301 High St Middletown CT United States 06459
Richard Alsop IV House, also known as Alsop House, is a historic home in Middletown, Connecticut. It was designated a U.S. National Historic Landmark on January 16, 2009.Relationship to its surroundingsThis stately mansion faces east towards the Connecticut River from the west side of High Street opposite the intersection of Court Street. It is set back from the street atop a rise. A high iron fence borders the property along High Street. This house makes an important contribution to the elegance and high style which characterized High Street as the preferred residential area in nineteenth-century Middletown.SignificanceThe Alsop house was built in 1838–1839 by Richard Alsop IV for his twice-widowed mother, Mrs. Maria (Alsop) Dana.
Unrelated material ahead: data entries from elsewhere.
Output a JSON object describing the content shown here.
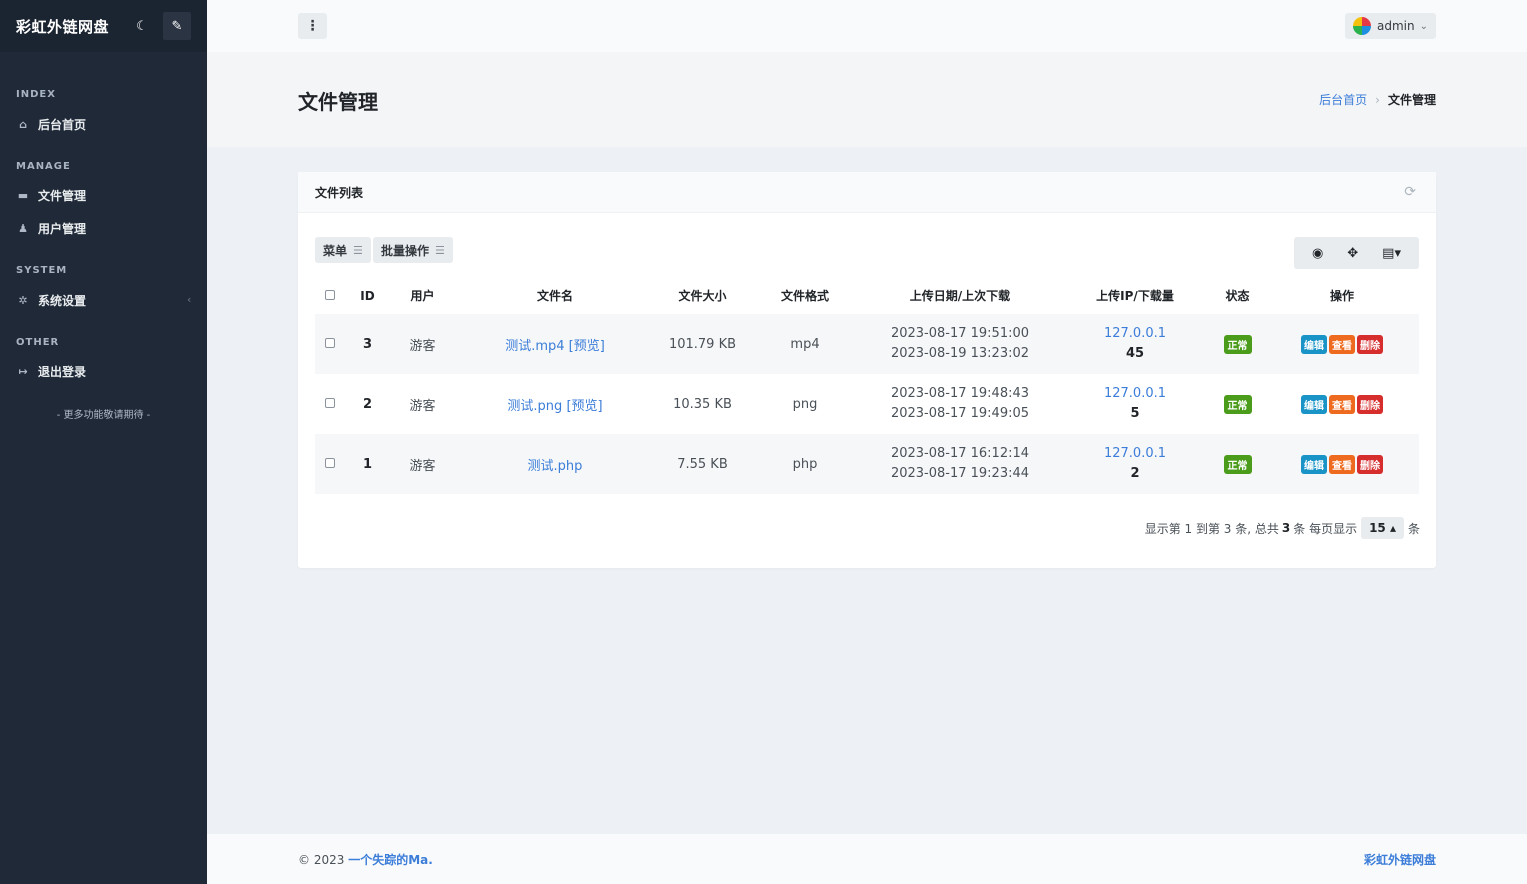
{
  "sidebar": {
    "brand": "彩虹外链网盘",
    "sections": [
      {
        "head": "INDEX",
        "items": [
          {
            "label": "后台首页",
            "icon": "home-icon"
          }
        ]
      },
      {
        "head": "MANAGE",
        "items": [
          {
            "label": "文件管理",
            "icon": "folder-icon"
          },
          {
            "label": "用户管理",
            "icon": "users-icon"
          }
        ]
      },
      {
        "head": "SYSTEM",
        "items": [
          {
            "label": "系统设置",
            "icon": "gear-icon"
          }
        ]
      },
      {
        "head": "OTHER",
        "items": [
          {
            "label": "退出登录",
            "icon": "logout-icon"
          }
        ]
      }
    ],
    "more": "- 更多功能敬请期待 -"
  },
  "header": {
    "user": "admin"
  },
  "page": {
    "title": "文件管理",
    "breadcrumb": {
      "home": "后台首页",
      "current": "文件管理"
    }
  },
  "card": {
    "title": "文件列表",
    "toolbar": {
      "menu": "菜单",
      "batch": "批量操作"
    },
    "columns": [
      "ID",
      "用户",
      "文件名",
      "文件大小",
      "文件格式",
      "上传日期/上次下载",
      "上传IP/下载量",
      "状态",
      "操作"
    ],
    "rows": [
      {
        "id": "3",
        "user": "游客",
        "name": "测试.mp4",
        "preview": "[预览]",
        "size": "101.79 KB",
        "format": "mp4",
        "upload": "2023-08-17 19:51:00",
        "last": "2023-08-19 13:23:02",
        "ip": "127.0.0.1",
        "downloads": "45",
        "status": "正常"
      },
      {
        "id": "2",
        "user": "游客",
        "name": "测试.png",
        "preview": "[预览]",
        "size": "10.35 KB",
        "format": "png",
        "upload": "2023-08-17 19:48:43",
        "last": "2023-08-17 19:49:05",
        "ip": "127.0.0.1",
        "downloads": "5",
        "status": "正常"
      },
      {
        "id": "1",
        "user": "游客",
        "name": "测试.php",
        "preview": "",
        "size": "7.55 KB",
        "format": "php",
        "upload": "2023-08-17 16:12:14",
        "last": "2023-08-17 19:23:44",
        "ip": "127.0.0.1",
        "downloads": "2",
        "status": "正常"
      }
    ],
    "actions": {
      "edit": "编辑",
      "view": "查看",
      "delete": "删除"
    },
    "pager": {
      "prefix": "显示第 1 到第 3 条, 总共",
      "total": "3",
      "suffix": "条  每页显示",
      "per_page": "15",
      "unit": "条"
    }
  },
  "footer": {
    "copyright": "© 2023",
    "author": "一个失踪的Ma.",
    "brand": "彩虹外链网盘"
  },
  "colors": {
    "sidebar": "#1f2937",
    "link": "#3b7dd8",
    "ok": "#4a9c1a",
    "edit": "#1a94c7",
    "view": "#ee6a1f",
    "delete": "#d62d2d"
  }
}
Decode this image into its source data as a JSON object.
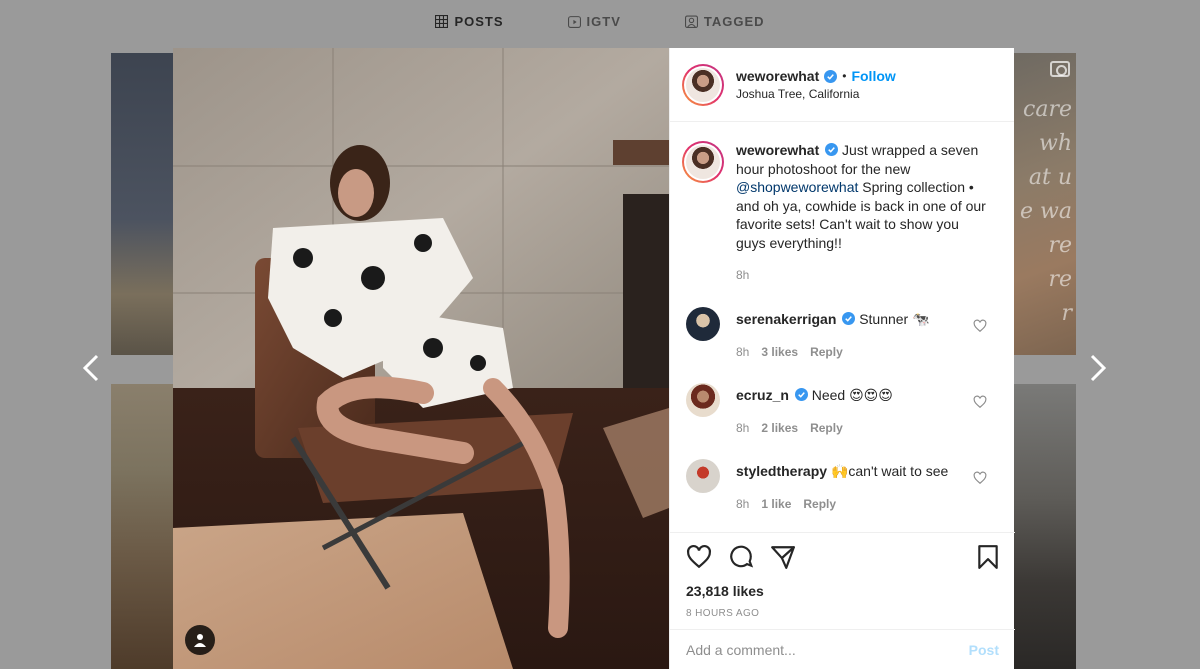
{
  "tabs": [
    {
      "label": "POSTS",
      "icon": "grid-icon",
      "active": true
    },
    {
      "label": "IGTV",
      "icon": "igtv-icon",
      "active": false
    },
    {
      "label": "TAGGED",
      "icon": "tag-icon",
      "active": false
    }
  ],
  "background_scribble": "care\nwh\nat u\ne wa\nre\nre\nr",
  "post": {
    "username": "weworewhat",
    "follow_label": "Follow",
    "dot": "•",
    "location": "Joshua Tree, California",
    "caption_prefix": "Just wrapped a seven hour photoshoot for the new",
    "caption_mention": "@shopweworewhat",
    "caption_suffix": "Spring collection • and oh ya, cowhide is back in one of our favorite sets! Can't wait to show you guys everything!!",
    "caption_time": "8h",
    "likes": "23,818 likes",
    "time_ago": "8 HOURS AGO",
    "add_comment_placeholder": "Add a comment...",
    "post_label": "Post"
  },
  "comments": [
    {
      "username": "serenakerrigan",
      "verified": true,
      "text": "Stunner",
      "emoji": "🐄",
      "time": "8h",
      "likes": "3 likes",
      "reply": "Reply"
    },
    {
      "username": "ecruz_n",
      "verified": true,
      "text": "Need",
      "emoji": "😍😍😍",
      "time": "8h",
      "likes": "2 likes",
      "reply": "Reply"
    },
    {
      "username": "styledtherapy",
      "verified": false,
      "text": "can't wait to see",
      "emoji": "🙌",
      "time": "8h",
      "likes": "1 like",
      "reply": "Reply"
    }
  ],
  "colors": {
    "accent": "#0095f6",
    "mention": "#00376b",
    "muted": "#8e8e8e",
    "text": "#262626"
  }
}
The short-lived architectural firm formed by Landra Beach Platt and Francis Benne who worked together in New Haven under the tutelage of Sidney Mason Stone was evidently responsible for the design, although it is possible that they drew their inspiration from Ithiel Town's own home in New Haven, which may account for the similarities of the two structures as well as for a former attribution of the Alsop House to Town himself. (Stone's possible contributions have yet to be explored.) The well-known Middletown builders, Barzllai Sage and Isaac W. Baldwin, performed the masonry and carpentry work, respectively. The house remained in the hands of Alsop family until its acquisition in 1948 by Wesleyan University.This house is significant architecturally for its transitional Greek-Tuscan Italianate appearance. The cubical, two-story, central block with overhanging eaves is flanked by colonnaded -story wings. A swag-and-tassel design decorates the frieze of the central block, which also displays a veranda supported by delicate ironwork and surmounted by an intricate balustrade.